When asked for appetizer recommendations, Ando directed our table to the Kara-age, or fried chicken ($6.50), and I am glad he did. Six (non-skewered) pieces of breaded and fried chicken were served alongside another light and tangy dipping sauce, and it felt like chicken nuggets for grown-ups.
Kimchee ($3.50) is also on the appetizer menu, and the portion of cabbage salad is substantial, pungent and spicy. It was an exceptionally well-prepared relish and lovely complement for the meat-heavy offerings. Ando's take on fried calamari ($9) is worth noting too. The ample mound of calamari in its impossibly delicate, near-greaseless coating made me forget for just a moment that I was eating fried food.
Save room for dessert, because the Red Bean Chocolate Cake ($6.50) is sweet artwork. Presented in three stacked layers on a chocolate syrup puddle, the bean-based cake is rich, the icing is creamy, and the soft candy topping adds a pleasant finish.
Similarly, the Green Tea Fried Ice Cream ($6) is another refreshing end of meal choice: A mini-ice cream log delicately battered and sliced.
While I have never visited Japan, I am told by ex-pats (and experts) that Kushiya Benkay offers a solid approximation of the traditional Japanese yakitori bar experience. Given the price of airline tickets and the hassle of international travel, I am thrilled that instead of flying halfway across the world, I can just drive down Congress Street.

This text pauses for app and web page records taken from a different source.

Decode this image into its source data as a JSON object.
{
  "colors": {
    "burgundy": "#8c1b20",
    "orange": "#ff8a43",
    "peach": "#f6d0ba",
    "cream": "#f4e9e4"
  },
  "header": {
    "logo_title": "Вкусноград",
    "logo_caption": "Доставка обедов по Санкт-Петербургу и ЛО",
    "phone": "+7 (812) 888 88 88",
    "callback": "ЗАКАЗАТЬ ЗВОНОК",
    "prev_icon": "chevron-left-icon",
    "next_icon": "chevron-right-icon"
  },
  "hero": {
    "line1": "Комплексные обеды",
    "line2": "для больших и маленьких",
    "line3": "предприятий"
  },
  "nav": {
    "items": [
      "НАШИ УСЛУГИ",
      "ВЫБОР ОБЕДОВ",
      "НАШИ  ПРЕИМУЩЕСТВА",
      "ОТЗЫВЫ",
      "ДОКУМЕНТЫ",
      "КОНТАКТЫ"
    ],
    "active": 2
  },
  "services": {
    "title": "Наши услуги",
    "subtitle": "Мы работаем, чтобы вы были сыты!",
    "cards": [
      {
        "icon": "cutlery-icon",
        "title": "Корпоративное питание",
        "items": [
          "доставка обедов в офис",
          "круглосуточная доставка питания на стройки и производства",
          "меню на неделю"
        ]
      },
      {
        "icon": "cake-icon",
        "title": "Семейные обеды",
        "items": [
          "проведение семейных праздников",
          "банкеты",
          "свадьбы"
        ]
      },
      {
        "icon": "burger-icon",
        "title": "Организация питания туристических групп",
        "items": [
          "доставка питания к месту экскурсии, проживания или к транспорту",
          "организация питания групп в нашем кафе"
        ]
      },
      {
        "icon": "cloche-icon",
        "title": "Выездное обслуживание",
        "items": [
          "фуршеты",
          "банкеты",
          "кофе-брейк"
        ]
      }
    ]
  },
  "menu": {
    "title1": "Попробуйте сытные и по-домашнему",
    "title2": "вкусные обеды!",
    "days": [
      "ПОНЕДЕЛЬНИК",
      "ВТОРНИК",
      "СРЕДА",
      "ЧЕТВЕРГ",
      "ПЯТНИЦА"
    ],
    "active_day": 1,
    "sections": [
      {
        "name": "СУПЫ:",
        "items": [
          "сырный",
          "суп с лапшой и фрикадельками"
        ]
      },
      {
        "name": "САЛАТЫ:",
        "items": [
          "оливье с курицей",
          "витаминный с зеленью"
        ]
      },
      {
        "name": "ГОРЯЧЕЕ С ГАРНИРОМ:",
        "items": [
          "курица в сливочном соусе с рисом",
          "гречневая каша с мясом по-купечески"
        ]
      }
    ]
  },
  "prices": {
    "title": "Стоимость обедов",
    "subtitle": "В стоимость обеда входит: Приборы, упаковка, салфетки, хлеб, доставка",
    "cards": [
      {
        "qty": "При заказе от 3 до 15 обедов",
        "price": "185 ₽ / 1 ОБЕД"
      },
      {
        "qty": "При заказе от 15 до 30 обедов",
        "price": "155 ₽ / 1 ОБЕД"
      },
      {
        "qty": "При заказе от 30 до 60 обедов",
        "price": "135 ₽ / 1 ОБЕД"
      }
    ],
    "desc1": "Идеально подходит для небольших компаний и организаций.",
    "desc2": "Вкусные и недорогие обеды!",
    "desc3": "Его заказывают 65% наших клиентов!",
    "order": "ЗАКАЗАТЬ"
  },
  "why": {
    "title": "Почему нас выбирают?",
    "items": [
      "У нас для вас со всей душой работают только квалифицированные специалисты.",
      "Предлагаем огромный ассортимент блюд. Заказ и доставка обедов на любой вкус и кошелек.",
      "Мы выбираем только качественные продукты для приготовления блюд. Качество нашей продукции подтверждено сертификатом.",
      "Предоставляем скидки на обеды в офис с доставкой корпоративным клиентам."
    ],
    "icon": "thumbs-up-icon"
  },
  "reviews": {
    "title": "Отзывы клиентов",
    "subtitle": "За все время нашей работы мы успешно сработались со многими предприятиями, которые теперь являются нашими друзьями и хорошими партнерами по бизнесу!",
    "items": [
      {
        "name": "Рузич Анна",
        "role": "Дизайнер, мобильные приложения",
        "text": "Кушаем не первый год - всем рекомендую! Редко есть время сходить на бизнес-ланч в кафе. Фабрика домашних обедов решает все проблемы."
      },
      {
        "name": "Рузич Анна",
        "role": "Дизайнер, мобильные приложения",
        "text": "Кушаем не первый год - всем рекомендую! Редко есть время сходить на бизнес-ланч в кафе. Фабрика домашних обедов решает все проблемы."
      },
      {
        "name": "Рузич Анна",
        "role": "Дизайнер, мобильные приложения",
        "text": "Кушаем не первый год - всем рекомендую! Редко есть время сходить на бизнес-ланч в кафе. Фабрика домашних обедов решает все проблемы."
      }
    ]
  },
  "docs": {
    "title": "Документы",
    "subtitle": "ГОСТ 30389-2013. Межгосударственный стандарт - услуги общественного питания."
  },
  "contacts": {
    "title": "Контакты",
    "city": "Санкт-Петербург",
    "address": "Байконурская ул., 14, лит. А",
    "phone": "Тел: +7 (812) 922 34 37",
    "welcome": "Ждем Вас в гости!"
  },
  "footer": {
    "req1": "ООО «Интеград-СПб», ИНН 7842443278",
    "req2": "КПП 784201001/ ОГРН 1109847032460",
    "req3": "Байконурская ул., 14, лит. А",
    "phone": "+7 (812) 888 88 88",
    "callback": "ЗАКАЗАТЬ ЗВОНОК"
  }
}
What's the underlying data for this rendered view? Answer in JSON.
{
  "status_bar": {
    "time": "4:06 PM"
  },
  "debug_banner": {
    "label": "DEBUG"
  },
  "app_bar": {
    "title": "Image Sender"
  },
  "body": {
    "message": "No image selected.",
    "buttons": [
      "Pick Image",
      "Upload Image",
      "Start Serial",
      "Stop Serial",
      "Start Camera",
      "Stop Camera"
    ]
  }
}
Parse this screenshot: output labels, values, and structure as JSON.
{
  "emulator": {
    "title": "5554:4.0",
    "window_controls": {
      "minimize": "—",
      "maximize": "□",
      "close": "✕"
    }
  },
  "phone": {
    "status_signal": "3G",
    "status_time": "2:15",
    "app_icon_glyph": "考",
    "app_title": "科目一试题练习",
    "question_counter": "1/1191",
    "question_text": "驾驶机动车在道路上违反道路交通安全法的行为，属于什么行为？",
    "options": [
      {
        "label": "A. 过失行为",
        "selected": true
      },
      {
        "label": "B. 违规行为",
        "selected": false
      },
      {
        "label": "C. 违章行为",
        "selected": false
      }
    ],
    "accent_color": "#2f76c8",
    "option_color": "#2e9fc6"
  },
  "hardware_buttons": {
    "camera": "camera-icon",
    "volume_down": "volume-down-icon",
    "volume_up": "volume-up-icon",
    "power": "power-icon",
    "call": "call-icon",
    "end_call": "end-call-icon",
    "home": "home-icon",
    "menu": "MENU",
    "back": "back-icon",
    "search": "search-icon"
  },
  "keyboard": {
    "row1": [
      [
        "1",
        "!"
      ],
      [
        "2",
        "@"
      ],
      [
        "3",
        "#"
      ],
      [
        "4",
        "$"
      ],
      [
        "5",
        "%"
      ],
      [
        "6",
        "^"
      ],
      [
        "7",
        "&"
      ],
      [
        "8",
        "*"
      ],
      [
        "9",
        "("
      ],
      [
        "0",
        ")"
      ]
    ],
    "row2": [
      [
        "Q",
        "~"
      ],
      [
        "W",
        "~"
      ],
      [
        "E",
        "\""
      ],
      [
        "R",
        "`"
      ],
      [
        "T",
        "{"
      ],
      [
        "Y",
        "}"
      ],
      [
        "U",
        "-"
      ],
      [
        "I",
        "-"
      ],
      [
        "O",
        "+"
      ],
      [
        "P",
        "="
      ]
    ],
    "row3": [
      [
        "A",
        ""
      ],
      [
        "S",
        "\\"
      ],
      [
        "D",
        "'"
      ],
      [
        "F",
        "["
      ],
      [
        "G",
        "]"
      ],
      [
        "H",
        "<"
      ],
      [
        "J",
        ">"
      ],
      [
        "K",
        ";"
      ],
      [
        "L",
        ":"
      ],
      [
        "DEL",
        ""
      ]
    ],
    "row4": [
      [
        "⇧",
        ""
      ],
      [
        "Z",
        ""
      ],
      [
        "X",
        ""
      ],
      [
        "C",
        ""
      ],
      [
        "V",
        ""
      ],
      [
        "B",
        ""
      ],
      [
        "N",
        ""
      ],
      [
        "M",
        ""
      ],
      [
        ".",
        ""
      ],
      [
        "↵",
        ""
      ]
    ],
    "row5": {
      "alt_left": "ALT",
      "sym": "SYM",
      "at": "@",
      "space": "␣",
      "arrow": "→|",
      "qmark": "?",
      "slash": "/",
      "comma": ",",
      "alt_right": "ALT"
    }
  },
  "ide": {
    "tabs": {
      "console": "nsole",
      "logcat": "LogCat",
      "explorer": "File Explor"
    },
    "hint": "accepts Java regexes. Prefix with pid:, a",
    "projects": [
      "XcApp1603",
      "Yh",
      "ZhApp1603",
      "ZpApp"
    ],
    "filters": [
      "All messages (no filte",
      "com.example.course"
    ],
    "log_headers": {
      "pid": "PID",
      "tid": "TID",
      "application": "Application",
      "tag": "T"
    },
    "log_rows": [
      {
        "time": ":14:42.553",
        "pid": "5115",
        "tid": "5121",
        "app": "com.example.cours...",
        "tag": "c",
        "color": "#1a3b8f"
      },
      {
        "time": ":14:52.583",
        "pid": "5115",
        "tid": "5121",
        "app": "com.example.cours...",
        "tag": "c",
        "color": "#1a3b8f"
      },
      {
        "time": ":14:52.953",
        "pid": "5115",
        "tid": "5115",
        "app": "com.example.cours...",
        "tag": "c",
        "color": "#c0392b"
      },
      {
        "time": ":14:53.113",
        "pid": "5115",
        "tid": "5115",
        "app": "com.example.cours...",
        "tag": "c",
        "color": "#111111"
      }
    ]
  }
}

Shonna Milliken Humphrey is a Maine freelance writer and author of the novel "Show Me Good Land."